US gives Saudi Arabia 'few more days' for Khashoggi answers

US gives Saudi Arabia 'few more days' for Khashoggi answers
Saudi Arabia has been given a deadline extension to provide a suitable explanation for the fate of missing journalist Jamal Khashoggi.
2 min read
18 October, 2018
Pompeo said Saudi Arabia would be given more time to finish their probe [Getty]

Saudi Arabia has been given "a few more days" to provide answers about the fate of journalist Jamal Khashoggi, who went missing after visiting the kingdom's consulate in Istanbul two weeks ago.

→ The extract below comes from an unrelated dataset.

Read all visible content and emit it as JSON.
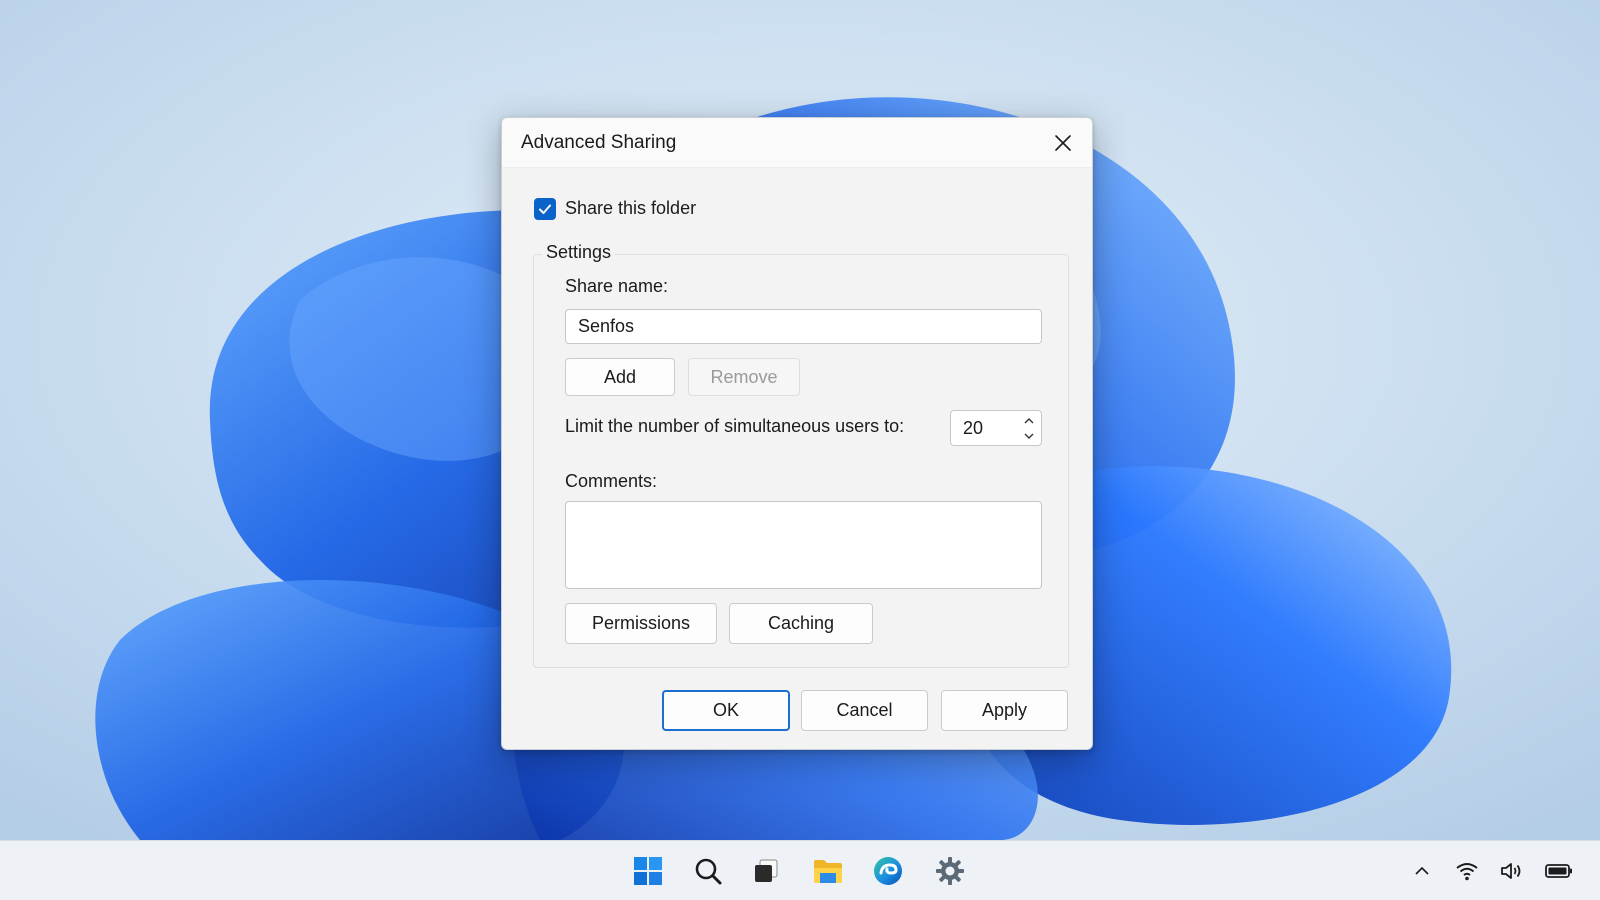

Riyadh was reportedly given a 72-hour deadline to conduct a probe into the Khashoggi case, after news of the Washington Post columnist's murder sparked international outrage.

In an effort to check the flames sparked by reports of Saudi Arabia's alleged involvement in the killing of the columnist, US President Donald Trump dispatched his Secretary of State, Mike Pompeo, to Riyadh.

The most likely explanation the Saudi leadership will give is that rogue agents carried out the murder - a narrative promoted by Trump - but believe the sceptical response about this story already has perhaps forced Riyadh to re-think this account.

Returning from trips to Riyadh and Ankara, Pompeo said Saudi Arabia would be given a little more time to conduct their probe.

"I told President Trump this morning we ought to give them a few more days to complete that so that we, too, have a complete understanding of the facts surrounding that, at which point we can make decisions how or if the United States should respond to the incident surrounding Mr Khashoggi," Pompeo told reporters.

He also assured journalists that Saudi Arabia "will conduct a complete, thorough investigation of all the facts".

This will not be enough to quell the anger of the media, who have been disgusted that one of their colleagues could be murdered in such a brutal way.
The Trump administration has faced criticism from US dailies, such as the Washington Post and New York Times, for being too soft on the Saudi Crown Prince Mohammed bin Salman.

Turkish intelligence said this week it possessed audio and video tapes of Khashoggi's murder, claiming he was tortured before being brutally killed.

Agencies contributed to this story.